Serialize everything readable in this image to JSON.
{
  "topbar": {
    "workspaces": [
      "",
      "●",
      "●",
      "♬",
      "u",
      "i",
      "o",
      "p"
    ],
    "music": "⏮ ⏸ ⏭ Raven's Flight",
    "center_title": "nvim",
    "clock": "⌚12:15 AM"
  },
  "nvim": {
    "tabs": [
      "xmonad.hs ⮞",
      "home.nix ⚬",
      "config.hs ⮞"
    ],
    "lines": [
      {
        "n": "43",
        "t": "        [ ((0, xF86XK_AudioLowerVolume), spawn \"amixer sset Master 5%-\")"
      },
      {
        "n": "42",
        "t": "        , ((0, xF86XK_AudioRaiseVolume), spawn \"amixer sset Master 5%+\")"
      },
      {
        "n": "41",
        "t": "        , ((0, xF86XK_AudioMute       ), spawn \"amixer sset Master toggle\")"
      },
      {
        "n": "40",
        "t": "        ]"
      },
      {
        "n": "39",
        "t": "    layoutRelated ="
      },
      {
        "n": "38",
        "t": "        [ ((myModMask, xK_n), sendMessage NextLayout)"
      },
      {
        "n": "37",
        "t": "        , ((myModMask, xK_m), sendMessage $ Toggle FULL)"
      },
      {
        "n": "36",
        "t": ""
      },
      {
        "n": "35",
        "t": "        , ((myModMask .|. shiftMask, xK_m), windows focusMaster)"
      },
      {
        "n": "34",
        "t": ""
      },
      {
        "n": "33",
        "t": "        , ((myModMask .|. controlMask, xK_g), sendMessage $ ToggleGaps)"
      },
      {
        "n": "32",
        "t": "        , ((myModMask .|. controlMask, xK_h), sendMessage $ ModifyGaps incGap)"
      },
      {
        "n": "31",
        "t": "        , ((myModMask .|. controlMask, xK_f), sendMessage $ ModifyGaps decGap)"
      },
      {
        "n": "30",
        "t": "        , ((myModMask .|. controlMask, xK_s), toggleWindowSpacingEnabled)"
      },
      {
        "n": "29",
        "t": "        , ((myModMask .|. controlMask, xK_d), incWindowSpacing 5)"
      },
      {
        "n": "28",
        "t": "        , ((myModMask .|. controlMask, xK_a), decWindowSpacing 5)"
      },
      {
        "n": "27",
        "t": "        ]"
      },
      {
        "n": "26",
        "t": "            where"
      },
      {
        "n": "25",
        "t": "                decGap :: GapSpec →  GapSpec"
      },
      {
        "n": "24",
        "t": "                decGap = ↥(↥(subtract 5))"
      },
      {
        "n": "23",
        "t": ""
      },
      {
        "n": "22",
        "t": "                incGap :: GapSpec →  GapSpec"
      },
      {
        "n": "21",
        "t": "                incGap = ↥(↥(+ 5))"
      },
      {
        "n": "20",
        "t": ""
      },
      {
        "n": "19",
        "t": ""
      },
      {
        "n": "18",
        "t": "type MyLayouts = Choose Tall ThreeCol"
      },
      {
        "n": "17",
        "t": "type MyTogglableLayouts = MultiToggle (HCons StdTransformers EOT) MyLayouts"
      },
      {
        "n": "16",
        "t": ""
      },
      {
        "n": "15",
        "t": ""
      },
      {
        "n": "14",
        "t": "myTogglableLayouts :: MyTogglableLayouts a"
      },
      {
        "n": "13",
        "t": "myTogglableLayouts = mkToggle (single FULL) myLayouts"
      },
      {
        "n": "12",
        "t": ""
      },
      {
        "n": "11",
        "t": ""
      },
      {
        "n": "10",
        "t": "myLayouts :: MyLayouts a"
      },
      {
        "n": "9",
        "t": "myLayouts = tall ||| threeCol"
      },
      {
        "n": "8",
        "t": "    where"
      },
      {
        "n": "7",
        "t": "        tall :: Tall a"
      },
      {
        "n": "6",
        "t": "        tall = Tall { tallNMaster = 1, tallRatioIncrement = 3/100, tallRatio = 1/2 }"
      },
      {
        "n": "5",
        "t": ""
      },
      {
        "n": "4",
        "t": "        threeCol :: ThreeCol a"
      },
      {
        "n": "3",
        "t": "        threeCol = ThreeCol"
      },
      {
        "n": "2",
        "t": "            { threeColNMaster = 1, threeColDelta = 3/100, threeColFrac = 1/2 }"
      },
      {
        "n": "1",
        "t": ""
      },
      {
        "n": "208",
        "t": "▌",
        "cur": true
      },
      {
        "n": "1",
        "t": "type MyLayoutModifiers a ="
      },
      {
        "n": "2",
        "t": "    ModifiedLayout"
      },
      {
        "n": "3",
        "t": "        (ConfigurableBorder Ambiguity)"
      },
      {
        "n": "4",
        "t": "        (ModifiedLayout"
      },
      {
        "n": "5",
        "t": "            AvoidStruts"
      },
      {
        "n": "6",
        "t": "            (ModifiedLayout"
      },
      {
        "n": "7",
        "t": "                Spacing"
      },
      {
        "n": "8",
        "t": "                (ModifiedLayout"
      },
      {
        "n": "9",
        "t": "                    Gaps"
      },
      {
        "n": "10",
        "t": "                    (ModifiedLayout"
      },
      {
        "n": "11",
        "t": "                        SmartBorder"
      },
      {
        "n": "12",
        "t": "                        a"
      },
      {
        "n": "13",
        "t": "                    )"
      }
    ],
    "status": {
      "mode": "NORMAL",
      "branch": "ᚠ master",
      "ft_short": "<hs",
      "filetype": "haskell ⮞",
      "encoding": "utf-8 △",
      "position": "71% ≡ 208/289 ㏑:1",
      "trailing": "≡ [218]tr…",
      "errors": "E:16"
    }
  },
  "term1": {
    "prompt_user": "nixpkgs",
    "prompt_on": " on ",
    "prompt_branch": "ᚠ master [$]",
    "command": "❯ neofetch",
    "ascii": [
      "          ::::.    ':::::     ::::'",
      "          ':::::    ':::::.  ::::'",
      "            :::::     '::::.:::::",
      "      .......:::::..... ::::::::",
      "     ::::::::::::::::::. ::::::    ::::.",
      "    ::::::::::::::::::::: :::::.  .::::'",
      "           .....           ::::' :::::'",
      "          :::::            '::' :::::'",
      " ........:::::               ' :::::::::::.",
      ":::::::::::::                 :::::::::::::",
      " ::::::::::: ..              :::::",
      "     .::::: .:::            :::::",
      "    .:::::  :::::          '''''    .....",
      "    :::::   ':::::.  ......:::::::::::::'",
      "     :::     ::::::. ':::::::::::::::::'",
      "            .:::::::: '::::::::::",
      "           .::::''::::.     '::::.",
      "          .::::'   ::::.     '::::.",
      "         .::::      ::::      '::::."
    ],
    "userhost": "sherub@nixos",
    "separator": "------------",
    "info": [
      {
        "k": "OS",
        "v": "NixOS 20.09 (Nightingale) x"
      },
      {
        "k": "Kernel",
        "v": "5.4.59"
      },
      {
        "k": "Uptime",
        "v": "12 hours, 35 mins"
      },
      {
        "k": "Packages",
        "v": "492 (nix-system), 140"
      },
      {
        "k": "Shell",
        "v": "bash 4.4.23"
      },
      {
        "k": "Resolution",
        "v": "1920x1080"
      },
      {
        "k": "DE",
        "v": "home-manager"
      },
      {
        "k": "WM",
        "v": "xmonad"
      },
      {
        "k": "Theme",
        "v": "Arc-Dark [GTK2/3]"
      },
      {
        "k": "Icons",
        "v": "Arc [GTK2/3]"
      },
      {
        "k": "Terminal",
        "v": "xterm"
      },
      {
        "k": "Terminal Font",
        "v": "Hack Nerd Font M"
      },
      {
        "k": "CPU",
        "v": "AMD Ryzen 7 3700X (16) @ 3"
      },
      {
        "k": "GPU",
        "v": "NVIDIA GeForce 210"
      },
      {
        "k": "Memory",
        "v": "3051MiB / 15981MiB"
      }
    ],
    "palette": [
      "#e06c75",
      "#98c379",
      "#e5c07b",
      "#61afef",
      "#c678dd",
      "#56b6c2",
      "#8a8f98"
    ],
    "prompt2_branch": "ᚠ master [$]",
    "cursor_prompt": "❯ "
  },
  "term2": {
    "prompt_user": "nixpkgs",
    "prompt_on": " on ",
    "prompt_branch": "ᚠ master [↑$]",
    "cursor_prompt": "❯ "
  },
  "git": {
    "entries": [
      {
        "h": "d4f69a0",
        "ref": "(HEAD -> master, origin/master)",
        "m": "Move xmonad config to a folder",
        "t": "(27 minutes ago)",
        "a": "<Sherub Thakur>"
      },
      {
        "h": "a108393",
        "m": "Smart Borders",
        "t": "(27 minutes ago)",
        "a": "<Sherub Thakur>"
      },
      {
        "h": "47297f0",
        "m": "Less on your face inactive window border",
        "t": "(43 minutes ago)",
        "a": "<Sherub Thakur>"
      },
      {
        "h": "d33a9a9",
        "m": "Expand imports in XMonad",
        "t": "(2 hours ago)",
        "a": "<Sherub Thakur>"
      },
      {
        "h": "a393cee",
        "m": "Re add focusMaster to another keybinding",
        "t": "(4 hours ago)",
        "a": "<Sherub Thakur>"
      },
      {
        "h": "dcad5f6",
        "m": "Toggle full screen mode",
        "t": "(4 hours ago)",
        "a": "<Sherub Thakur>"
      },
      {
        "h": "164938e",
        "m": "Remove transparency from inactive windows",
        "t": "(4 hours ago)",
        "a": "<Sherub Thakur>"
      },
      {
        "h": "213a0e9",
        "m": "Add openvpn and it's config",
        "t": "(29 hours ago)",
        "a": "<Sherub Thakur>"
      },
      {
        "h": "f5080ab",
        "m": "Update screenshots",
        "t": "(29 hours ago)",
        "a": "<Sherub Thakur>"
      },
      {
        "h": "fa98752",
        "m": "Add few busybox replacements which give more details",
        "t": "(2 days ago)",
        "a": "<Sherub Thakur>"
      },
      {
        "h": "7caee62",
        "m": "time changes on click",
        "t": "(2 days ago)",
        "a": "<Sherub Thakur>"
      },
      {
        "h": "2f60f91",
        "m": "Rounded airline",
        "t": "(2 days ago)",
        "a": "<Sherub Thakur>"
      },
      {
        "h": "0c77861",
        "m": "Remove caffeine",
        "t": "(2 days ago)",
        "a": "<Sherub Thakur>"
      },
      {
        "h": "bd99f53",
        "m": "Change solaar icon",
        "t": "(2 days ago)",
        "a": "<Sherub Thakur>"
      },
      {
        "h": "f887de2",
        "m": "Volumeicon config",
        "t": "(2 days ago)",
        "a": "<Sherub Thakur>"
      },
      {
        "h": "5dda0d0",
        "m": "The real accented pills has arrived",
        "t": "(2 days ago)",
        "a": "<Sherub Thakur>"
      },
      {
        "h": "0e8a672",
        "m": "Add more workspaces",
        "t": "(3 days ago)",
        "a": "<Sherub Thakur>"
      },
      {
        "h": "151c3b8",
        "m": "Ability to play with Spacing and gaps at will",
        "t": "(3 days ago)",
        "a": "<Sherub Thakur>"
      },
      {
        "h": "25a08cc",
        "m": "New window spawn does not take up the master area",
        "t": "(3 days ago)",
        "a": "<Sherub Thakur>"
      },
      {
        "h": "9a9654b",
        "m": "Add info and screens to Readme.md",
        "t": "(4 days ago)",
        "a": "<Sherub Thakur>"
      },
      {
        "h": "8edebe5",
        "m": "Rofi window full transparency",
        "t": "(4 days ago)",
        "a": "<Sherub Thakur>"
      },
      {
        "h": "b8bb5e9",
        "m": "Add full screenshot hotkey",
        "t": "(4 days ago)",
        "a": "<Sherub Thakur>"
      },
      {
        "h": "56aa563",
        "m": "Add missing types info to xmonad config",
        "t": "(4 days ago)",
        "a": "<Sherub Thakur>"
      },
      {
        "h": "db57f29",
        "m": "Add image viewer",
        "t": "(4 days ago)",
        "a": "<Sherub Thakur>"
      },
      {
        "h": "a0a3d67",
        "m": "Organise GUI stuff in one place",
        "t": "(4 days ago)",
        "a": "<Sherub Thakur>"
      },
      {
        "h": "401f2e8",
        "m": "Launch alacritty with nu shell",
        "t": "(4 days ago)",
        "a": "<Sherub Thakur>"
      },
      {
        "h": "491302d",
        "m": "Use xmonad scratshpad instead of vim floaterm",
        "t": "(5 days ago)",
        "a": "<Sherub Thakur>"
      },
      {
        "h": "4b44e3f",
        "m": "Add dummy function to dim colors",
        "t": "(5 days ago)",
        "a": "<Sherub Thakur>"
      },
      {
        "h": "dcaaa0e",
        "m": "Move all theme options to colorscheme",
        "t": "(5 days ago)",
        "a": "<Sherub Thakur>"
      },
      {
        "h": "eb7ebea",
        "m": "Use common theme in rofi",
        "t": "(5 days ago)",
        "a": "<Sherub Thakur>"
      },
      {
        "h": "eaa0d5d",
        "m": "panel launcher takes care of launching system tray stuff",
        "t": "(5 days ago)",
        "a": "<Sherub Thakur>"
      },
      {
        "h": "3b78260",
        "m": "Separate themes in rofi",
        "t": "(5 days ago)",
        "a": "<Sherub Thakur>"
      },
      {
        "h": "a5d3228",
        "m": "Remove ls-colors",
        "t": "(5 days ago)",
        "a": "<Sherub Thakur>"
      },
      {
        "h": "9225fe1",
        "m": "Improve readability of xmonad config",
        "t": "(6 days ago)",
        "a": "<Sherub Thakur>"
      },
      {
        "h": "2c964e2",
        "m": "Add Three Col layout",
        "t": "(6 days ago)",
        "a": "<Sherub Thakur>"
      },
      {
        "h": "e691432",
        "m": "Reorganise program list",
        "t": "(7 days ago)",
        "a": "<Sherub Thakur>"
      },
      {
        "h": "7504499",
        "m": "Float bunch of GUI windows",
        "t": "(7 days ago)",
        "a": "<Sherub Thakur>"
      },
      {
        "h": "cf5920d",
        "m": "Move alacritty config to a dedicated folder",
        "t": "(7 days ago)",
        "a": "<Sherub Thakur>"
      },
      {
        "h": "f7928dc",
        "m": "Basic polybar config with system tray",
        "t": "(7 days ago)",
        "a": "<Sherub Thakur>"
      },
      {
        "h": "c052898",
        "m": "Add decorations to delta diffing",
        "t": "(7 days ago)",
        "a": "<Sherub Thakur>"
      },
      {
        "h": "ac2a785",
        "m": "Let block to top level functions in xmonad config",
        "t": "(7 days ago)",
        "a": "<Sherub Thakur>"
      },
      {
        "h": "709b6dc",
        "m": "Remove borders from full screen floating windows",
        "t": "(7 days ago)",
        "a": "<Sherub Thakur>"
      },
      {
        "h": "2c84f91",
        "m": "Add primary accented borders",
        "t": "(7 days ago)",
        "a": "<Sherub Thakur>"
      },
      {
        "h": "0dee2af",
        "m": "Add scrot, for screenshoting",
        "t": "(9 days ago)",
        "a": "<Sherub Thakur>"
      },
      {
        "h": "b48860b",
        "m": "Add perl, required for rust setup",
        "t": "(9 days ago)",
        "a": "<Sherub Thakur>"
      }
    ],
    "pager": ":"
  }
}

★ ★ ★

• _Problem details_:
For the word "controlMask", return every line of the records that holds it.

• _Solution to this task_:
        "t": "        , ((myModMask .|. controlMask, xK_g), sendMessage $ ToggleGaps)"
        "t": "        , ((myModMask .|. controlMask, xK_h), sendMessage $ ModifyGaps incGap)"
        "t": "        , ((myModMask .|. controlMask, xK_f), sendMessage $ ModifyGaps decGap)"
        "t": "        , ((myModMask .|. controlMask, xK_s), toggleWindowSpacingEnabled)"
        "t": "        , ((myModMask .|. controlMask, xK_d), incWindowSpacing 5)"
        "t": "        , ((myModMask .|. controlMask, xK_a), decWindowSpacing 5)"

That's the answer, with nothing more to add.